Exercise objective: Going line by line through the material below, tally those that contain the word "text" and give the count by itself.

[Start of section]

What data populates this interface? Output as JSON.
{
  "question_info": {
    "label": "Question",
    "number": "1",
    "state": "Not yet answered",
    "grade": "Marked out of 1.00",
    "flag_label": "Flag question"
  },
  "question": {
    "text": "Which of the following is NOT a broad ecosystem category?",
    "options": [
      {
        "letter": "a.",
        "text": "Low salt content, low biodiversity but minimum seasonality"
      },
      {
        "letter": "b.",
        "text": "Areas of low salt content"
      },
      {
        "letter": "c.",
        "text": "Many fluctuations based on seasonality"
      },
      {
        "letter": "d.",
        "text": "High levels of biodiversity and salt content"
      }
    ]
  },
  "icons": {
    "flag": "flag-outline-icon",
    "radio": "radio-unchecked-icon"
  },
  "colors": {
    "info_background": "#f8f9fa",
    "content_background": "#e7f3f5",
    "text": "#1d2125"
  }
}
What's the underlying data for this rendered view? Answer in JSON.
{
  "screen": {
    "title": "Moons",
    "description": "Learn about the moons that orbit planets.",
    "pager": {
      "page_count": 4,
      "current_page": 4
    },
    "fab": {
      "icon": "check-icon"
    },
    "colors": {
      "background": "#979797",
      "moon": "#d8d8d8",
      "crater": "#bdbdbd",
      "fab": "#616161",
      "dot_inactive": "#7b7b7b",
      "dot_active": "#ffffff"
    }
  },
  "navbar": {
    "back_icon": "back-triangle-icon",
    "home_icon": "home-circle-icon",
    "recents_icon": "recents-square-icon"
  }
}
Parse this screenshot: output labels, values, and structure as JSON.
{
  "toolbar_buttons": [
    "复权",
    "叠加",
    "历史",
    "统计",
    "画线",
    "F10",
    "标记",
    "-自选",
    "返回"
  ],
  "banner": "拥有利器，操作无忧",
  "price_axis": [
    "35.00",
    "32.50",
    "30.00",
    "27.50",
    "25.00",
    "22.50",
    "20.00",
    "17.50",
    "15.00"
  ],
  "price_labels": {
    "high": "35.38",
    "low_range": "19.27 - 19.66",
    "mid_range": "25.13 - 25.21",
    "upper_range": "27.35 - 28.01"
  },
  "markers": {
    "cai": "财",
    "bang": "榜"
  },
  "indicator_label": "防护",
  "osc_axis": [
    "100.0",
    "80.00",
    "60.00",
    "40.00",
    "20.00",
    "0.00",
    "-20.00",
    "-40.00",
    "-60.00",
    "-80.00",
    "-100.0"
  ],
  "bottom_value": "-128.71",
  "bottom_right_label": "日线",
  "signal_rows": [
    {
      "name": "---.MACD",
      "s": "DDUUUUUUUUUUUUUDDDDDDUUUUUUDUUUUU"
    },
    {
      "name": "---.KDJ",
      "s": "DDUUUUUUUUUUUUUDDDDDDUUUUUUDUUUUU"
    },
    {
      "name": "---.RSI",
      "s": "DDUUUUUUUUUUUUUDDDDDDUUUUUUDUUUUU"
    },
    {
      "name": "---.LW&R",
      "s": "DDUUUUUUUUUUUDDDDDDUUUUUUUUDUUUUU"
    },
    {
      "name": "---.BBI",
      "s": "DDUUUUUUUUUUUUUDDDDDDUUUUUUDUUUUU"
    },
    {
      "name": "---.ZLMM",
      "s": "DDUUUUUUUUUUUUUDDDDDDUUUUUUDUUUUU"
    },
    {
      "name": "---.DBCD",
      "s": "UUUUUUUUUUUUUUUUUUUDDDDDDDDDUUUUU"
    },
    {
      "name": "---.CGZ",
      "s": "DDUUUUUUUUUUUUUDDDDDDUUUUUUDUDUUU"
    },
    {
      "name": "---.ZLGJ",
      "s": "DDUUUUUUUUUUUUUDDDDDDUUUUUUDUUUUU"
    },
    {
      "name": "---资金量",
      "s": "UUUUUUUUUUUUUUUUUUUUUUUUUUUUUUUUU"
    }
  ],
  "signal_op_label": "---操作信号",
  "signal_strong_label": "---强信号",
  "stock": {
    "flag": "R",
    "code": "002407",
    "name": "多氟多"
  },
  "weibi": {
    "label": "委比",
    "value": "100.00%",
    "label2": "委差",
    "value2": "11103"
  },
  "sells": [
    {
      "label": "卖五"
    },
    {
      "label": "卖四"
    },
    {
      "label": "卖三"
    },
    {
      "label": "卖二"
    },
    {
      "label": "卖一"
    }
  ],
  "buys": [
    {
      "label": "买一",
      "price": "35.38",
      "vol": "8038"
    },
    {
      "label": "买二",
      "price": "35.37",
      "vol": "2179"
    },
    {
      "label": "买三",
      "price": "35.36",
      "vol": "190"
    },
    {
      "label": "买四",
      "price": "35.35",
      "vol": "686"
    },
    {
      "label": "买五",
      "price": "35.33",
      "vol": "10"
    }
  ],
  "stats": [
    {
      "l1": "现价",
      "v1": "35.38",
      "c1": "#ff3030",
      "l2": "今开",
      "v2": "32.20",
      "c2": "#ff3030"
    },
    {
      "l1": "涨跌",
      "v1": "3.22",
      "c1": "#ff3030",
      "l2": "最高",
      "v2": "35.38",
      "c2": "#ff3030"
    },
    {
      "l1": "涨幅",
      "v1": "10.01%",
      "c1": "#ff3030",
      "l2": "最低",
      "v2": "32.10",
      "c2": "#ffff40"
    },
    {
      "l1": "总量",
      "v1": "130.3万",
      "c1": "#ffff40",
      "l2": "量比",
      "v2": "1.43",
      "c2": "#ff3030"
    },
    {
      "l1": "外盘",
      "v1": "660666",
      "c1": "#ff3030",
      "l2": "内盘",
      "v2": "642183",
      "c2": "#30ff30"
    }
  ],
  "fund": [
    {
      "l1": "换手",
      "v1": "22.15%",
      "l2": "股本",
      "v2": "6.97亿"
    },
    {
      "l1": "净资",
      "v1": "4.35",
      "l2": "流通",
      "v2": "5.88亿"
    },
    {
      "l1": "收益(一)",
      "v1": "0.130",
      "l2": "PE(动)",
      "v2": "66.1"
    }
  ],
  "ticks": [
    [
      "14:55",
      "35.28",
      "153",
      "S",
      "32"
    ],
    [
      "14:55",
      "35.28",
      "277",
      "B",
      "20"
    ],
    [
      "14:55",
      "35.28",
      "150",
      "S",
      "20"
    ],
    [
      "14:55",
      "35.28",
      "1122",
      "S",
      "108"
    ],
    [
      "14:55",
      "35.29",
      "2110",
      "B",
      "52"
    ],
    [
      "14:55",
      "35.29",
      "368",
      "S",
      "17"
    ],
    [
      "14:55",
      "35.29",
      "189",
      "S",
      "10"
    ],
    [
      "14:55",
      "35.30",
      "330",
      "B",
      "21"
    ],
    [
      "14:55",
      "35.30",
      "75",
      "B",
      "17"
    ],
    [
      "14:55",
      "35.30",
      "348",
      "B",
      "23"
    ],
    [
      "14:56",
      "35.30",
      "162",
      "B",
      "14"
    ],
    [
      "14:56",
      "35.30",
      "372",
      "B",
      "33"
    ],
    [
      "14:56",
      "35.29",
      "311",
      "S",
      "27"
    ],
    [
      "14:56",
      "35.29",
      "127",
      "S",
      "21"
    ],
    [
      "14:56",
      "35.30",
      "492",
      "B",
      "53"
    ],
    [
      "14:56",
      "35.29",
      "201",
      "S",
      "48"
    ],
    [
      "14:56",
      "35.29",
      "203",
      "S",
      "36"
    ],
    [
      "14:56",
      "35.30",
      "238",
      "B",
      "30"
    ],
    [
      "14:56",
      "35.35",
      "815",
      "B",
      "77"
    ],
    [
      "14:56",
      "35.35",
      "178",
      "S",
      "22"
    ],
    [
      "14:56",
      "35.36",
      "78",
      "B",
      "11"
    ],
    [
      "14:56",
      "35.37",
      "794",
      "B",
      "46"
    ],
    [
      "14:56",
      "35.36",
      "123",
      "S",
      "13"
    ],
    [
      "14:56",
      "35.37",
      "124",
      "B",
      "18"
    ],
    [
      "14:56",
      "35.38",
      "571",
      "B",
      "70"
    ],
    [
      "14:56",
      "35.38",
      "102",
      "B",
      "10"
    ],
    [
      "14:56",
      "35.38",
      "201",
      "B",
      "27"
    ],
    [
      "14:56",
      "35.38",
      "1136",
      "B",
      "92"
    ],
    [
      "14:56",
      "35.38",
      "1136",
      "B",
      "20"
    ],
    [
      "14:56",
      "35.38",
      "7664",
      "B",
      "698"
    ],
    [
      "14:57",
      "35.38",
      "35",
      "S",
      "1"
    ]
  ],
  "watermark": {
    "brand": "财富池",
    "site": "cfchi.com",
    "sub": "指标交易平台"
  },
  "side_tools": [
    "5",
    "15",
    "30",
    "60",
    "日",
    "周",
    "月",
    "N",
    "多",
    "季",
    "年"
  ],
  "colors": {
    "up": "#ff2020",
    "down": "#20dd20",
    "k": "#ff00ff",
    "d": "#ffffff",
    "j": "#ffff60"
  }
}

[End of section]

Solution to this problem: 6